Moguls; Ski Jumping: Honestly a Scored Event?

Justin DahlkeContributor IFebruary 20, 2010

WHISTLER, BC - FEBRUARY 19:  Wolfgang Loitzl of Austria soars off the Long Hill during the qualification round on day 8 of the 2010 Vancouver Winter Olympics at Ski Jumping Stadium on February 19, 2010 in Whistler, Canada.  (Photo by Al Bello/Getty Images)
Al Bello/Getty Images

I've been watching the Olympics like its a religion.  I promise you the Olympics a TV lock for me.  However, when I watch sports such as the moguls or the ski jump I start to question the process of judging.

I've watched the Olympics from day one and as thrilled as I am to see Americans win, I don't believe it is always necessarily true.

When it comes to sports I believe it should come down to provable statistics (i.e. time, distance, points (earned)). 

For Olympic sports such as the moguls and the ski jump I don't believe the form of the athlete should be judged in past years of the Olympic those two sports were based on time and distance alone respectively.

Since, I believe 1988, both sports have added a scored element.  Ski jumping added a form score and moguls added a "tricks" score.

Prior to that the scores were both made on tangible items (distance and time).

Granted the score portion adds a more impressive element to the moguls, however when I think of ski jump I immediately think of who can jump the furthest, not who can hold the perfect form.

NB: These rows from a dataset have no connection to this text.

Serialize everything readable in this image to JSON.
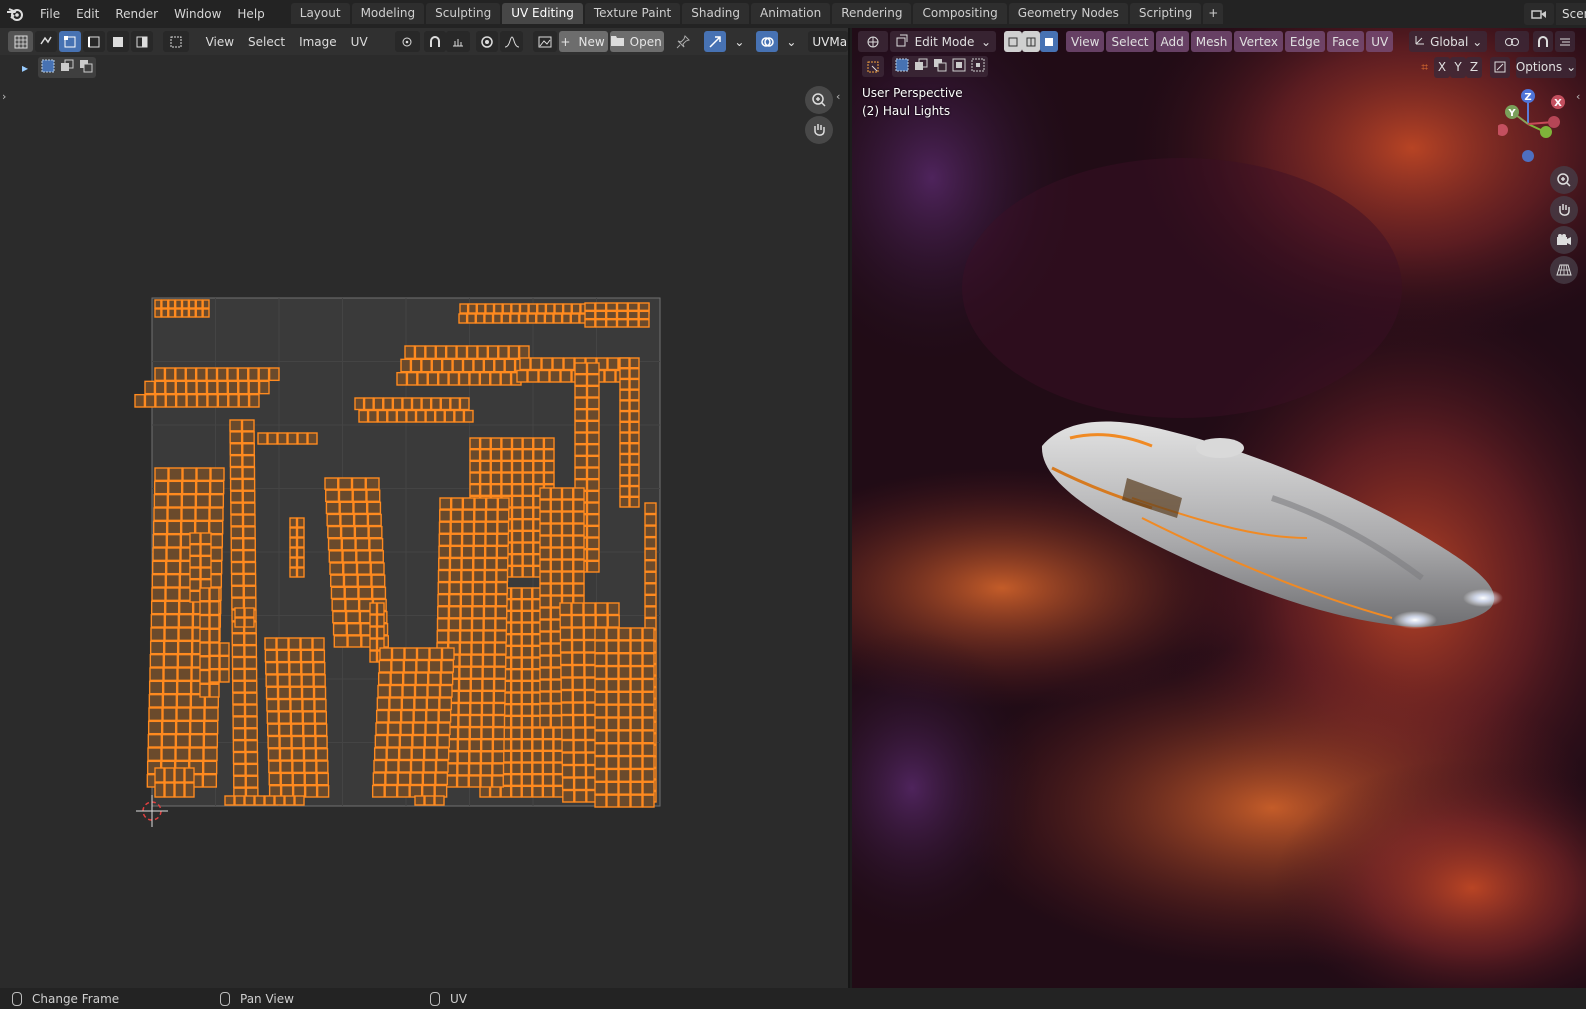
{
  "app": {
    "menu": [
      "File",
      "Edit",
      "Render",
      "Window",
      "Help"
    ],
    "workspaces": [
      "Layout",
      "Modeling",
      "Sculpting",
      "UV Editing",
      "Texture Paint",
      "Shading",
      "Animation",
      "Rendering",
      "Compositing",
      "Geometry Nodes",
      "Scripting"
    ],
    "active_workspace": "UV Editing",
    "add_tab": "+",
    "scene_label": "Scen"
  },
  "uv_editor": {
    "menus": [
      "View",
      "Select",
      "Image",
      "UV"
    ],
    "new_label": "New",
    "open_label": "Open",
    "uvmap_label": "UVMap",
    "grid_bg": "#3a3a3a",
    "island_color": "#ff8a1f"
  },
  "viewport": {
    "mode_label": "Edit Mode",
    "menus": [
      "View",
      "Select",
      "Add",
      "Mesh",
      "Vertex",
      "Edge",
      "Face",
      "UV"
    ],
    "orientation_label": "Global",
    "axis_x": "X",
    "axis_y": "Y",
    "axis_z": "Z",
    "options_label": "Options",
    "view_name": "User Perspective",
    "object_name": "(2) Haul Lights",
    "gizmo": {
      "z": "Z",
      "y": "Y",
      "x": "X"
    }
  },
  "status": {
    "left_label": "Change Frame",
    "middle_label": "Pan View",
    "right_label": "UV"
  }
}
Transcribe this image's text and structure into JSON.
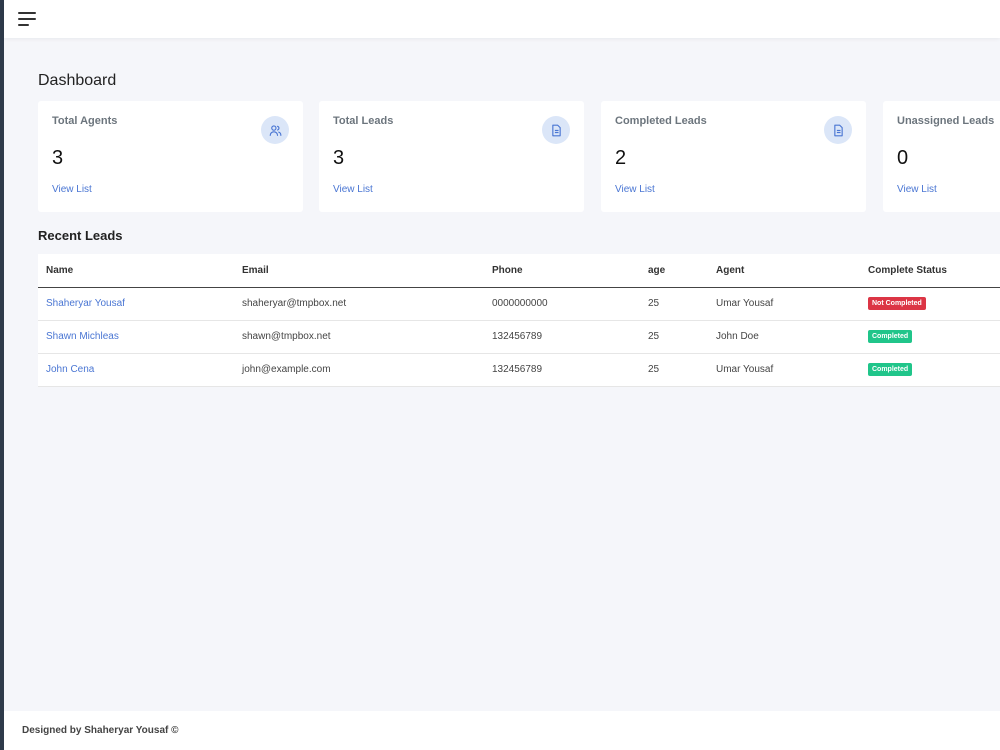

It almost upsets me to think that the International Olympic Committee believes that some of these sports require a scored portion of sport.

Thoughts about judged Olympic sports?